EXERCISE AIM: Each record below is to be retyped exactly, with its pictures omitted.
┄┄┄┄┄┄┄┄┄┄┄┄┄┄┄┄┄┄┄┄
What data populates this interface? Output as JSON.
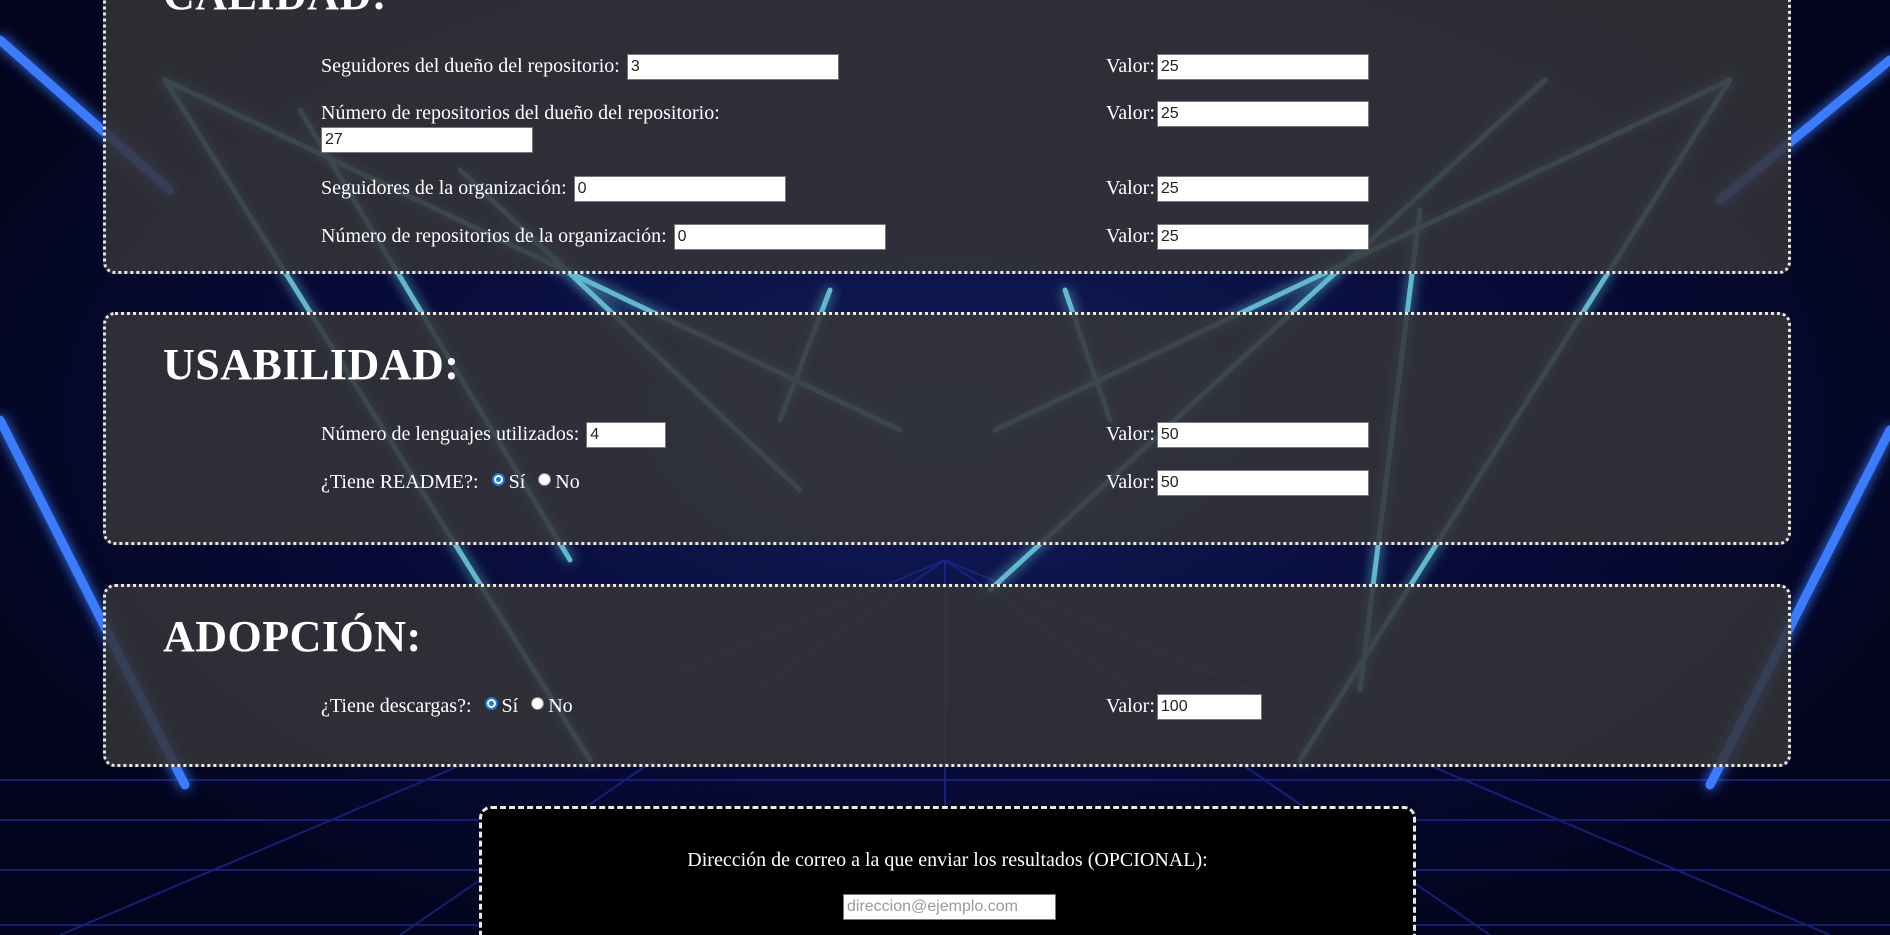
{
  "calidad": {
    "title": "CALIDAD:",
    "rows": [
      {
        "label": "Seguidores del dueño del repositorio:",
        "value": "3",
        "valor_label": "Valor:",
        "valor": "25"
      },
      {
        "label": "Número de repositorios del dueño del repositorio:",
        "value": "27",
        "valor_label": "Valor:",
        "valor": "25"
      },
      {
        "label": "Seguidores de la organización:",
        "value": "0",
        "valor_label": "Valor:",
        "valor": "25"
      },
      {
        "label": "Número de repositorios de la organización:",
        "value": "0",
        "valor_label": "Valor:",
        "valor": "25"
      }
    ]
  },
  "usabilidad": {
    "title": "USABILIDAD:",
    "lenguajes": {
      "label": "Número de lenguajes utilizados:",
      "value": "4",
      "valor_label": "Valor:",
      "valor": "50"
    },
    "readme": {
      "label": "¿Tiene README?:",
      "option_yes": "Sí",
      "option_no": "No",
      "selected": "Sí",
      "valor_label": "Valor:",
      "valor": "50"
    }
  },
  "adopcion": {
    "title": "ADOPCIÓN:",
    "descargas": {
      "label": "¿Tiene descargas?:",
      "option_yes": "Sí",
      "option_no": "No",
      "selected": "Sí",
      "valor_label": "Valor:",
      "valor": "100"
    }
  },
  "email": {
    "label": "Dirección de correo a la que enviar los resultados (OPCIONAL):",
    "placeholder": "direccion@ejemplo.com",
    "value": ""
  },
  "colors": {
    "background": "#03051e",
    "neon_blue": "#3a7bff",
    "neon_cyan": "#6fd6e6",
    "panel": "#343438",
    "radio_checked": "#1a73e8"
  }
}
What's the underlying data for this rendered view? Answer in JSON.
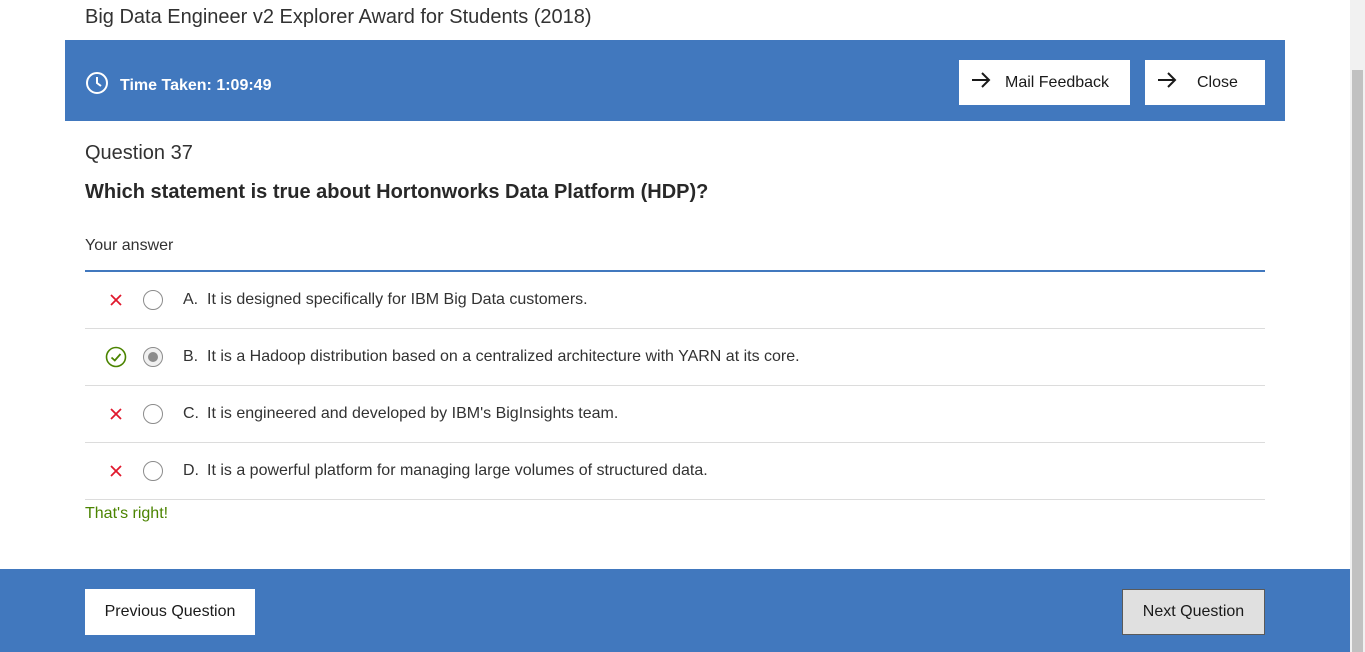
{
  "page": {
    "title": "Big Data Engineer v2 Explorer Award for Students (2018)"
  },
  "header": {
    "timer_icon": "clock-icon",
    "time_taken": "Time Taken: 1:09:49",
    "mail_feedback_label": "Mail Feedback",
    "close_label": "Close",
    "button_icon": "arrow-right-icon",
    "bar_color": "#4178be"
  },
  "question": {
    "number": "Question 37",
    "text": "Which statement is true about Hortonworks Data Platform (HDP)?",
    "your_answer_label": "Your answer",
    "options": [
      {
        "letter": "A.",
        "text": "It is designed specifically for IBM Big Data customers.",
        "status": "incorrect",
        "selected": false
      },
      {
        "letter": "B.",
        "text": "It is a Hadoop distribution based on a centralized architecture with YARN at its core.",
        "status": "correct",
        "selected": true
      },
      {
        "letter": "C.",
        "text": "It is engineered and developed by IBM's BigInsights team.",
        "status": "incorrect",
        "selected": false
      },
      {
        "letter": "D.",
        "text": "It is a powerful platform for managing large volumes of structured data.",
        "status": "incorrect",
        "selected": false
      }
    ],
    "feedback": "That's right!"
  },
  "footer": {
    "previous_label": "Previous Question",
    "next_label": "Next Question"
  },
  "colors": {
    "accent": "#4178be",
    "correct": "#4b8400",
    "incorrect": "#e0182d"
  }
}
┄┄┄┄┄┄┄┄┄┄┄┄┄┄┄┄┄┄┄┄
SOLUTION TO THE PROBLEM:
What data populates this interface? Output as JSON.
{
  "calidad": {
    "title": "CALIDAD:",
    "rows": [
      {
        "label": "Seguidores del dueño del repositorio:",
        "value": "3",
        "valor_label": "Valor:",
        "valor": "25"
      },
      {
        "label": "Número de repositorios del dueño del repositorio:",
        "value": "27",
        "valor_label": "Valor:",
        "valor": "25"
      },
      {
        "label": "Seguidores de la organización:",
        "value": "0",
        "valor_label": "Valor:",
        "valor": "25"
      },
      {
        "label": "Número de repositorios de la organización:",
        "value": "0",
        "valor_label": "Valor:",
        "valor": "25"
      }
    ]
  },
  "usabilidad": {
    "title": "USABILIDAD:",
    "lenguajes": {
      "label": "Número de lenguajes utilizados:",
      "value": "4",
      "valor_label": "Valor:",
      "valor": "50"
    },
    "readme": {
      "label": "¿Tiene README?:",
      "option_yes": "Sí",
      "option_no": "No",
      "selected": "Sí",
      "valor_label": "Valor:",
      "valor": "50"
    }
  },
  "adopcion": {
    "title": "ADOPCIÓN:",
    "descargas": {
      "label": "¿Tiene descargas?:",
      "option_yes": "Sí",
      "option_no": "No",
      "selected": "Sí",
      "valor_label": "Valor:",
      "valor": "100"
    }
  },
  "email": {
    "label": "Dirección de correo a la que enviar los resultados (OPCIONAL):",
    "placeholder": "direccion@ejemplo.com",
    "value": ""
  },
  "colors": {
    "background": "#03051e",
    "neon_blue": "#3a7bff",
    "neon_cyan": "#6fd6e6",
    "panel": "#343438",
    "radio_checked": "#1a73e8"
  }
}
What's the underlying data for this rendered view? Answer in JSON.
{
  "page": {
    "title": "Big Data Engineer v2 Explorer Award for Students (2018)"
  },
  "header": {
    "timer_icon": "clock-icon",
    "time_taken": "Time Taken: 1:09:49",
    "mail_feedback_label": "Mail Feedback",
    "close_label": "Close",
    "button_icon": "arrow-right-icon",
    "bar_color": "#4178be"
  },
  "question": {
    "number": "Question 37",
    "text": "Which statement is true about Hortonworks Data Platform (HDP)?",
    "your_answer_label": "Your answer",
    "options": [
      {
        "letter": "A.",
        "text": "It is designed specifically for IBM Big Data customers.",
        "status": "incorrect",
        "selected": false
      },
      {
        "letter": "B.",
        "text": "It is a Hadoop distribution based on a centralized architecture with YARN at its core.",
        "status": "correct",
        "selected": true
      },
      {
        "letter": "C.",
        "text": "It is engineered and developed by IBM's BigInsights team.",
        "status": "incorrect",
        "selected": false
      },
      {
        "letter": "D.",
        "text": "It is a powerful platform for managing large volumes of structured data.",
        "status": "incorrect",
        "selected": false
      }
    ],
    "feedback": "That's right!"
  },
  "footer": {
    "previous_label": "Previous Question",
    "next_label": "Next Question"
  },
  "colors": {
    "accent": "#4178be",
    "correct": "#4b8400",
    "incorrect": "#e0182d"
  }
}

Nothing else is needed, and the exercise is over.